Both Justin and Zach love their lives.

As we’ve reached this point together as a family I’ve realized I won’t ever completely be at peace with the paths autism has altered for us, but the truth is I am completely at peace with that realization. There is one fear however that has lingered for me, the one that requires a serious “aha” moment, or one last emotional transition. I have yet to figure out how to deal with those decades I won’t be around to protect my boy, although if it were possible from beyond the grave, I surely would. Part of my problem is projection, or the very real fear of all that can go wrong when I’m gone.
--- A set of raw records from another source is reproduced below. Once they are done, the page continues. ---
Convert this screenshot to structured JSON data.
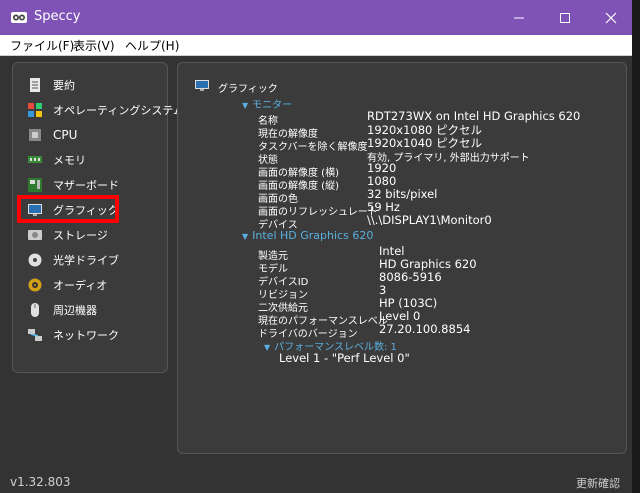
{
  "window": {
    "title": "Speccy",
    "controls": [
      "minimize-icon",
      "maximize-icon",
      "close-icon"
    ],
    "accent": "#7e53b5"
  },
  "menu": [
    "ファイル(F)",
    "表示(V)",
    "ヘルプ(H)"
  ],
  "sidebar": {
    "items": [
      {
        "label": "要約",
        "icon": "summary-icon"
      },
      {
        "label": "オペレーティングシステム",
        "icon": "windows-icon"
      },
      {
        "label": "CPU",
        "icon": "cpu-icon"
      },
      {
        "label": "メモリ",
        "icon": "ram-icon"
      },
      {
        "label": "マザーボード",
        "icon": "motherboard-icon"
      },
      {
        "label": "グラフィック",
        "icon": "monitor-icon"
      },
      {
        "label": "ストレージ",
        "icon": "hdd-icon"
      },
      {
        "label": "光学ドライブ",
        "icon": "disc-icon"
      },
      {
        "label": "オーディオ",
        "icon": "speaker-icon"
      },
      {
        "label": "周辺機器",
        "icon": "mouse-icon"
      },
      {
        "label": "ネットワーク",
        "icon": "network-icon"
      }
    ],
    "highlight_color": "#ff0000"
  },
  "detail": {
    "section_title": "グラフィック",
    "monitor_heading": "モニター",
    "monitor_props": [
      {
        "label": "名称",
        "value": "RDT273WX on Intel HD Graphics 620"
      },
      {
        "label": "現在の解像度",
        "value": "1920x1080 ピクセル"
      },
      {
        "label": "タスクバーを除く解像度",
        "value": "1920x1040 ピクセル"
      },
      {
        "label": "状態",
        "value": "有効, プライマリ, 外部出力サポート"
      },
      {
        "label": "画面の解像度 (横)",
        "value": "1920"
      },
      {
        "label": "画面の解像度 (縦)",
        "value": "1080"
      },
      {
        "label": "画面の色",
        "value": "32 bits/pixel"
      },
      {
        "label": "画面のリフレッシュレート",
        "value": "59 Hz"
      },
      {
        "label": "デバイス",
        "value": "\\\\.\\DISPLAY1\\Monitor0"
      }
    ],
    "gpu_heading": "Intel HD Graphics 620",
    "gpu_props": [
      {
        "label": "製造元",
        "value": "Intel"
      },
      {
        "label": "モデル",
        "value": "HD Graphics 620"
      },
      {
        "label": "デバイスID",
        "value": "8086-5916"
      },
      {
        "label": "リビジョン",
        "value": "3"
      },
      {
        "label": "二次供給元",
        "value": "HP (103C)"
      },
      {
        "label": "現在のパフォーマンスレベル",
        "value": "Level 0"
      },
      {
        "label": "ドライバのバージョン",
        "value": "27.20.100.8854"
      }
    ],
    "perf_heading": "パフォーマンスレベル数: 1",
    "perf_item": "Level 1 - \"Perf Level 0\""
  },
  "status": {
    "version": "v1.32.803",
    "update": "更新確認"
  }
}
Every year since Justin’s diagnosis I’ve come across a heartbreaking story of an adult with autism’s neglect, injury, or untimely death. These stories simply exacerbate my deepest fears, heighten the atmosphere of “what happened now”, in which my family dwelled for so long. The possibility of someone hurting the someday adult who will always remain my baby clouded the future, prevented me from seeing an alternative route. Yet the truth is, Justin may live safely for the forty years he’ll spend on earth without me. He may in fact acquire that job that suits him perfectly, enjoy authentic social opportunities, truly revel in his life. There’s every chance he may be just fine. The reality is, he’s lucky to have a future.
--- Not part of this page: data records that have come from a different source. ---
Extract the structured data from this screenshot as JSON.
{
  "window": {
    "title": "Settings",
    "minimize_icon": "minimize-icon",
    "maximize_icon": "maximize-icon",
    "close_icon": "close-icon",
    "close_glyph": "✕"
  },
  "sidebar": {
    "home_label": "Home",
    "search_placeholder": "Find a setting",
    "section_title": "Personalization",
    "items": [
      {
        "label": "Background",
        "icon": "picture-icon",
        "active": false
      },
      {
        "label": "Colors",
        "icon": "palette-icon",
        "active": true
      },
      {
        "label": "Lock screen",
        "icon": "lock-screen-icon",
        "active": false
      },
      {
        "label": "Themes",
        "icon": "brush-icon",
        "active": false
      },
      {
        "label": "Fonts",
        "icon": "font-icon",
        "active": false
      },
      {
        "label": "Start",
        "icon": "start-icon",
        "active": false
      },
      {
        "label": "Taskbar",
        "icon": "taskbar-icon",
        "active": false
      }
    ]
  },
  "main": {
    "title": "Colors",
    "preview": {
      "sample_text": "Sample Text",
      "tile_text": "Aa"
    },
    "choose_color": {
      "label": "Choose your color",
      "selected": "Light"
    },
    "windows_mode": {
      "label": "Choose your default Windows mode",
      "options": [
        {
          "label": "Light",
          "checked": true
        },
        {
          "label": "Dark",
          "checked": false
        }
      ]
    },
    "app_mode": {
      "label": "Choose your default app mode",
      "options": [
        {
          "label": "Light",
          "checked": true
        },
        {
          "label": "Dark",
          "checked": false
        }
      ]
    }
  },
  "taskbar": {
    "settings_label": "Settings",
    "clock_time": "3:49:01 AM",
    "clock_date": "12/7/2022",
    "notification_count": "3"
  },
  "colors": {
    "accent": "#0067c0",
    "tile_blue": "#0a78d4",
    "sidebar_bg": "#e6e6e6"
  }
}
And last night, in devastating detail, Ms. Napp reminded me of that simple truth.

I admit, I feel somewhat guilty gleaning clarity from this piece, seeing how this author must surely dwell, despite the sweetness of living in the now, within the confines of constant, unremitting pain. Her words certainly have not completely eradicated my deepest worries concerning Justin’s existence post-parent, but they’ve given me a different way of contemplating the arc of his life. For that gift, I am eternally grateful.

I am confident I will never have the honor of meeting Ms. Napp to physically thank her for sharing her story. The most I can do is share the piece here. As the author states near the conclusion of the article, the truth for all of us raising the next generation is that “none of it is forever”. I thank Ms. Napp for altering my perspective. And I know, as I hug my boys who have already lived longer than her son probably ever will, I won’t forget this truth any time soon.